Learn More
A variety of tasks could benefit from the availability of direction cues that do not rely on vision or sound. The application of tangential skin displacement at the fingertip has been found to be a reliable means of communicating direction and has potential to be rendered by a compact device. Our lab has conducted experiments exploring the use of this type(More)
— A new approach for climbing hard vertical surfaces has been developed that allows a robot to scale concrete, stucco, brick and masonry walls without using suction or adhesives. The approach is inspired by the mechanisms observed in some climbing insects and spiders and involves arrays of microspines that catch on surface asperities. The arrays are located(More)
Application of tangential skin displacement at the fingertip has been shown to be effective in communicating direction and has potential for several applications. We have developed a portable, fingertip-mounted tactile display capable of displacing and stretching the skin of the fingerpad, using a 7 mm hemispherical tactor. In vivo tests of fingerpad skin(More)
This work presents a new haptic device that integrates contact location feedback with grounded point-force display. The system consists of a thimble-based mechanism attached to the endpoint of a Phantom R ­ robotic arm. Contact location is rendered using a small tactile element that moves along the length of the user's fingerpad. The Phantom R ­ robot(More)

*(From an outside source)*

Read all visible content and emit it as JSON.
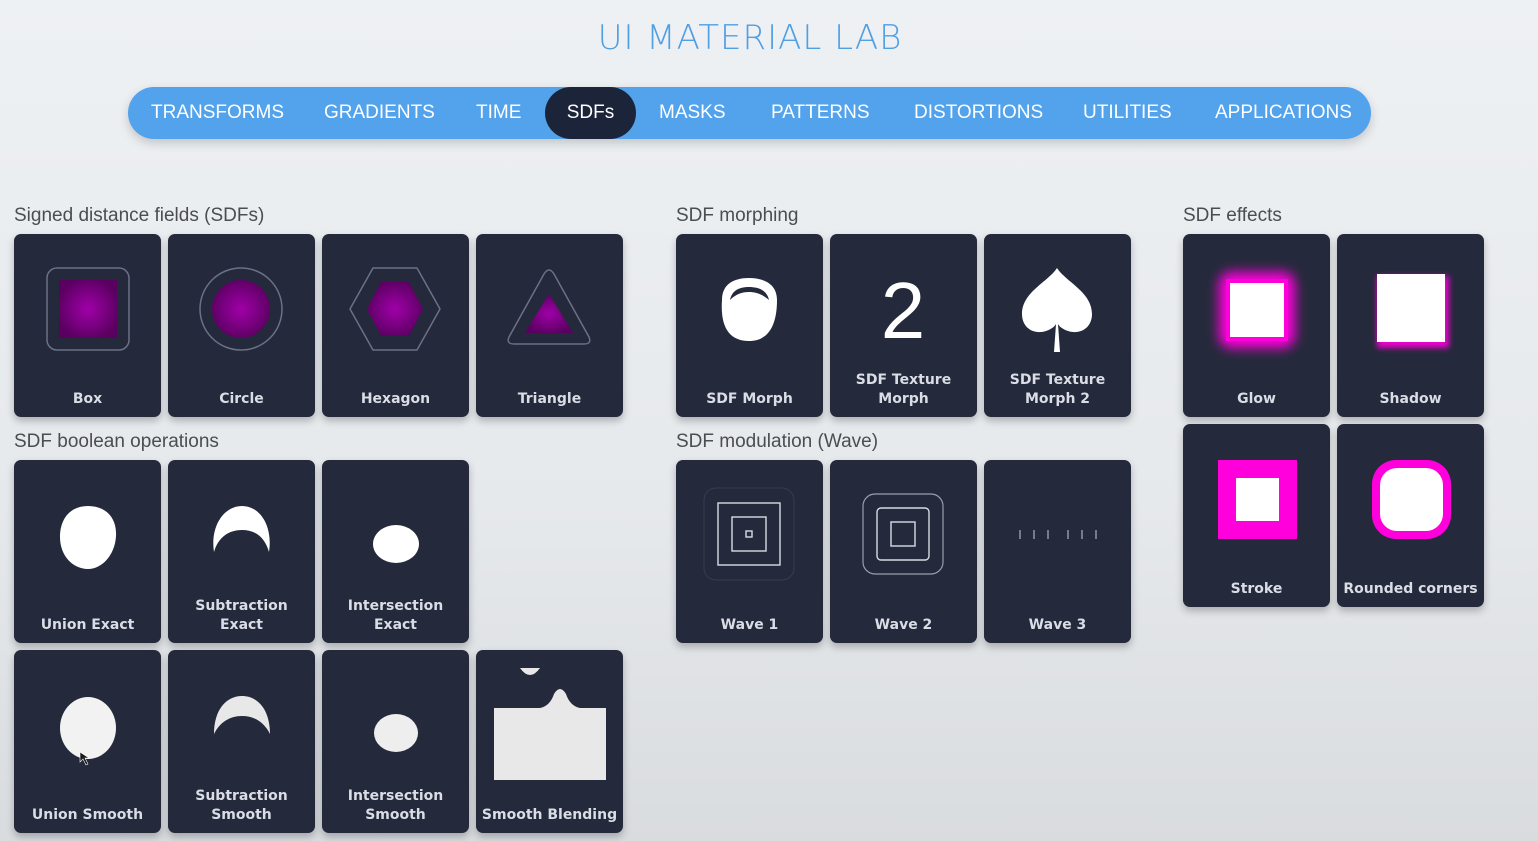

During tool-mediated interaction with everyday objects, we experience kinesthetic forces and tactile sensations in the form of vibration and skin deformation at the fingerpad. Fingerpad skin deformation is caused by forces applied tangentially and normally to the fingerpad skin, resulting in tangential and normal skin displacement. We designed a device to(More)
A new climbing robot has been developed that can scale flat, hard vertical surfaces including concrete, brick, stucco and masonry without using suction or adhesives. The robot can carry a payload equal to its own weight and can cling without consuming power. It employs arrays of miniature spines that catch opportunistically on surface asperities. The(More)
We present a new tactile display for use in dexterous telemanipu-lation and virtual reality. Our system renders the location of the contact centroid moving on the user's fingertip. Constructed in a thimble-sized package and mounted on a haptic force-feedback device, it provides the user with concurrent feedback of contact location and interaction forces. We(More)